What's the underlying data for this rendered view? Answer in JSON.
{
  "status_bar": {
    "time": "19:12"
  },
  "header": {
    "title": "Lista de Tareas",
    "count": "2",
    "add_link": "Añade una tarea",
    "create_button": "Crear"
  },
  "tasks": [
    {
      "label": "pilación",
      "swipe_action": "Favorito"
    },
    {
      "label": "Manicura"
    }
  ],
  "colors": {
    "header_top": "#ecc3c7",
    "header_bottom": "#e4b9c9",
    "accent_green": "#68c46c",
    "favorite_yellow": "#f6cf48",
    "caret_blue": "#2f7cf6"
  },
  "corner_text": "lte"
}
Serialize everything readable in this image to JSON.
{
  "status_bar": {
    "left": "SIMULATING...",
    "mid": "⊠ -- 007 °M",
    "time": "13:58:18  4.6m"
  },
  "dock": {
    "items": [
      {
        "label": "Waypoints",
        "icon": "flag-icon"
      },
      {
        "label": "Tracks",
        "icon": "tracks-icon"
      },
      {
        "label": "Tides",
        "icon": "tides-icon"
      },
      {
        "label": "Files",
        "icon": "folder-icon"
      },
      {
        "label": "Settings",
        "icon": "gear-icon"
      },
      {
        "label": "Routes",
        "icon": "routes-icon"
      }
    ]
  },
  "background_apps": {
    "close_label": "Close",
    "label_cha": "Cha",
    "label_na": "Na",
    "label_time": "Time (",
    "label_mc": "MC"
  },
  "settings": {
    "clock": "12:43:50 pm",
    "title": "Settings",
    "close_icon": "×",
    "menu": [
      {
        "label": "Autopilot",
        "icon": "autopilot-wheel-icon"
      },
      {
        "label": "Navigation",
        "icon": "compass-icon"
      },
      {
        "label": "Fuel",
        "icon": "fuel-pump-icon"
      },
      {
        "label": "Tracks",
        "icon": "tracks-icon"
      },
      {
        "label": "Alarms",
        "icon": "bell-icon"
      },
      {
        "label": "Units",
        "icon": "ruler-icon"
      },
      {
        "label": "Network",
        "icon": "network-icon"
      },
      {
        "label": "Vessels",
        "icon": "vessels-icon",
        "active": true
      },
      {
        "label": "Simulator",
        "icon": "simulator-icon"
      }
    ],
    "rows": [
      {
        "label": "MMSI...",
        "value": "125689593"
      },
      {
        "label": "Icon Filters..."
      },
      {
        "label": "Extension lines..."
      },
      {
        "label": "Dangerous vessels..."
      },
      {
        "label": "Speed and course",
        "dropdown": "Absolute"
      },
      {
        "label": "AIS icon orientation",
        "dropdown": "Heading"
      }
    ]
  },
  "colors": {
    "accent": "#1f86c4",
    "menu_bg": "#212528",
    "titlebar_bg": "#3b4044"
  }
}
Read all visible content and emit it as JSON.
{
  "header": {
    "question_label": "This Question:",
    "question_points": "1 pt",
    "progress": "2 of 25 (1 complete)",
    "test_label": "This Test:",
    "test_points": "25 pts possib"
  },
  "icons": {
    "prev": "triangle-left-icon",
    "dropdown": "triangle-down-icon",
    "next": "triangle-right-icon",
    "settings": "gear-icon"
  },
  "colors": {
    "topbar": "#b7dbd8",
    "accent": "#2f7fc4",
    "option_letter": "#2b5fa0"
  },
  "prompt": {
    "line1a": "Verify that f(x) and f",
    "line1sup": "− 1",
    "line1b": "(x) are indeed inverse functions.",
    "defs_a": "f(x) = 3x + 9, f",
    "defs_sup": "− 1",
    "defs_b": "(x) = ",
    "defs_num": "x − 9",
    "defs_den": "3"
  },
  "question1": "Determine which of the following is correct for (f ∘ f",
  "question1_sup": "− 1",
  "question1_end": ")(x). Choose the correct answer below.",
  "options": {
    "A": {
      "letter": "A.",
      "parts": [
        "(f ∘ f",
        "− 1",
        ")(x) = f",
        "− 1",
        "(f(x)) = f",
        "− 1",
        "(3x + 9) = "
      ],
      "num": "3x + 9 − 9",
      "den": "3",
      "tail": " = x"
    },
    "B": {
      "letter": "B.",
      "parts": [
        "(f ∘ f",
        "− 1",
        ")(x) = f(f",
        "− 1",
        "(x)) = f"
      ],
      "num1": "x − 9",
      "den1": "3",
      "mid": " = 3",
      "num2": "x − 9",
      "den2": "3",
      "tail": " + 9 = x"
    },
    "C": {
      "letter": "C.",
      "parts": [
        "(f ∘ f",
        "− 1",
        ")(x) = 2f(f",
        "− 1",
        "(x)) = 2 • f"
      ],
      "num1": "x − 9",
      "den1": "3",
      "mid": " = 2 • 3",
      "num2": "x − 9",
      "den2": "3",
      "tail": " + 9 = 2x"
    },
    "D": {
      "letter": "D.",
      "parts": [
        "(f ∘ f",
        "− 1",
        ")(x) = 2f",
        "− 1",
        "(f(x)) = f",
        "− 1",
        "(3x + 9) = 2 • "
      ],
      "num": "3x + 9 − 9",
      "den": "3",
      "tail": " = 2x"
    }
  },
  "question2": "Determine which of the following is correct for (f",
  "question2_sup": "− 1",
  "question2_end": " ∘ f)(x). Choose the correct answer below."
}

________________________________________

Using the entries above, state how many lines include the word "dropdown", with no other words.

3